(Dataset entries begins)

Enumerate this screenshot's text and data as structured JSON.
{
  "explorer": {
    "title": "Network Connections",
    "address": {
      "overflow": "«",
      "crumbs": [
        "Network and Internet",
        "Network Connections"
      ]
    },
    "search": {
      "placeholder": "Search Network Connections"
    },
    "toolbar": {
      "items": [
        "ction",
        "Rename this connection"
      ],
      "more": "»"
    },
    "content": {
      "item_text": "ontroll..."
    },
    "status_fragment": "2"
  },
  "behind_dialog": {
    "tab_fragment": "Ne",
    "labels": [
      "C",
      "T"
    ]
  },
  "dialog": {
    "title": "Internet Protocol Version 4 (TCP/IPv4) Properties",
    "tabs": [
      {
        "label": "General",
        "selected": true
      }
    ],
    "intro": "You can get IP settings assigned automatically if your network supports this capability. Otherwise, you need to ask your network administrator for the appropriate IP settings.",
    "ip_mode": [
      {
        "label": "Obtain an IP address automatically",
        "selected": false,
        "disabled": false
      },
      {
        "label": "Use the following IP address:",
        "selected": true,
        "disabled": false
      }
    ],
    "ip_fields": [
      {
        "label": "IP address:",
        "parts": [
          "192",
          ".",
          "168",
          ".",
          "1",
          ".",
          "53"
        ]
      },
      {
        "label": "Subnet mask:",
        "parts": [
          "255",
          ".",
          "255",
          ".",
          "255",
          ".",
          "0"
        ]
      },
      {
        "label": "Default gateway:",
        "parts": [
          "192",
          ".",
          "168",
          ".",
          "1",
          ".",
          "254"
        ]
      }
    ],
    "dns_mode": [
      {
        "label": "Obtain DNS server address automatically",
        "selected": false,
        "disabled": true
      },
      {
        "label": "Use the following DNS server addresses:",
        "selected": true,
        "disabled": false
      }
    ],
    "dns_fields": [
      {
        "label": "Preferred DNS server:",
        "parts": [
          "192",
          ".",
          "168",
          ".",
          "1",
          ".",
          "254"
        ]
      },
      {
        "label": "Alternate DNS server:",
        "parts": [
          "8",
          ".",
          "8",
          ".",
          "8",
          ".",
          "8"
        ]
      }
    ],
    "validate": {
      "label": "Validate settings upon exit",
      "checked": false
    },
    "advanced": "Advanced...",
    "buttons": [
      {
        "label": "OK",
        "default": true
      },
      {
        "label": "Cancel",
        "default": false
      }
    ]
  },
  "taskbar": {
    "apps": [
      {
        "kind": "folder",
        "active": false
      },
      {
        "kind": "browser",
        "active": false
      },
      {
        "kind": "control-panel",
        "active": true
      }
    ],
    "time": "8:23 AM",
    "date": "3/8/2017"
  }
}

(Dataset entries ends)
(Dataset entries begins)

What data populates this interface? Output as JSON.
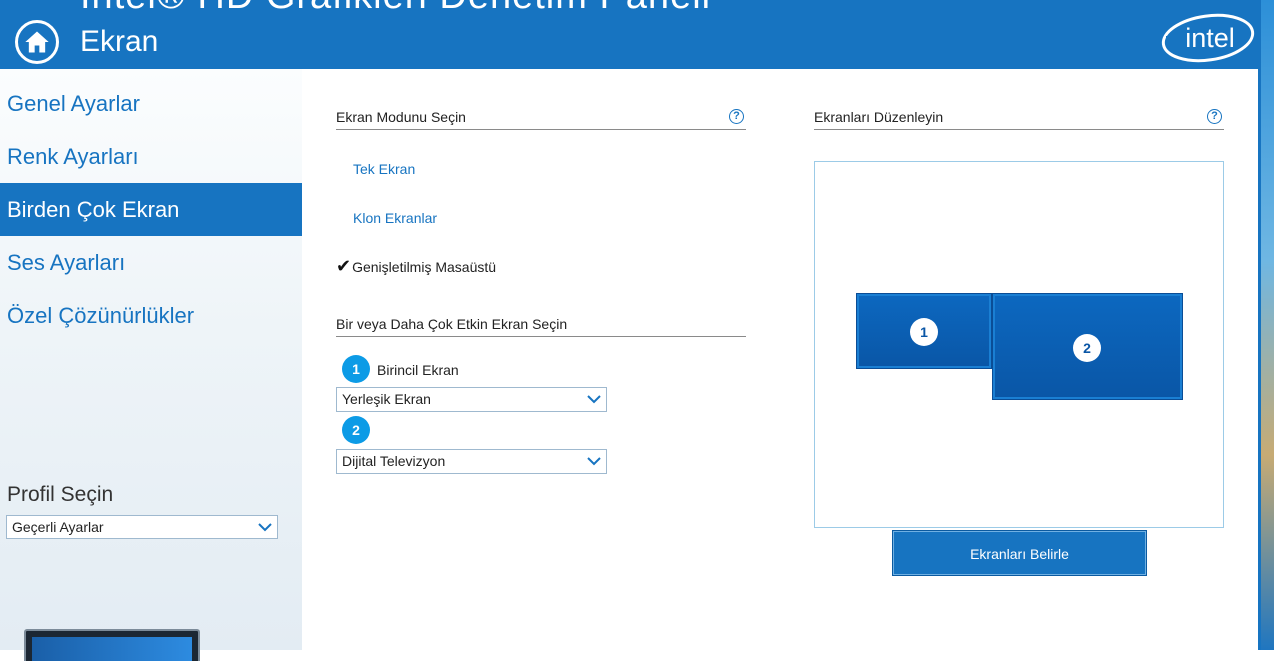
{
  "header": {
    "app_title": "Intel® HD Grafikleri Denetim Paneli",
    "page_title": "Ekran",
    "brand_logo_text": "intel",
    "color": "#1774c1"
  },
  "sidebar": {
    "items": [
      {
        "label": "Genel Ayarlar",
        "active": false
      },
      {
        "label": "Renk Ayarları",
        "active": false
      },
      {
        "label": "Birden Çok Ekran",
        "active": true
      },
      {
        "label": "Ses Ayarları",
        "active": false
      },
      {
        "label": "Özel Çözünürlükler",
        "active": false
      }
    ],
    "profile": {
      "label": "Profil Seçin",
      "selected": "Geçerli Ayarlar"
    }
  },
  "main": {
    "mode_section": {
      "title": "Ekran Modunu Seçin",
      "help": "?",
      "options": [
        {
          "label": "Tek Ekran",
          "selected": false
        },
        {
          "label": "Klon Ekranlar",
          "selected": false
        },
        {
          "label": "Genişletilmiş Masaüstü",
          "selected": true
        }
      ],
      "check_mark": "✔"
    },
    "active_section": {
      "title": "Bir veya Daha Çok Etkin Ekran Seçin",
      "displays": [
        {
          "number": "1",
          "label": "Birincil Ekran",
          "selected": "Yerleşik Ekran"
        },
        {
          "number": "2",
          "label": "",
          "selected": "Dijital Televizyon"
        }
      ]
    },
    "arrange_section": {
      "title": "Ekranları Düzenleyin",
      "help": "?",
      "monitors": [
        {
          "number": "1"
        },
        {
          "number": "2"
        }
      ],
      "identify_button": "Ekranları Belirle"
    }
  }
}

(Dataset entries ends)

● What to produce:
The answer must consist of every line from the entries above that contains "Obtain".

● Answer section:
        "label": "Obtain an IP address automatically",
        "label": "Obtain DNS server address automatically",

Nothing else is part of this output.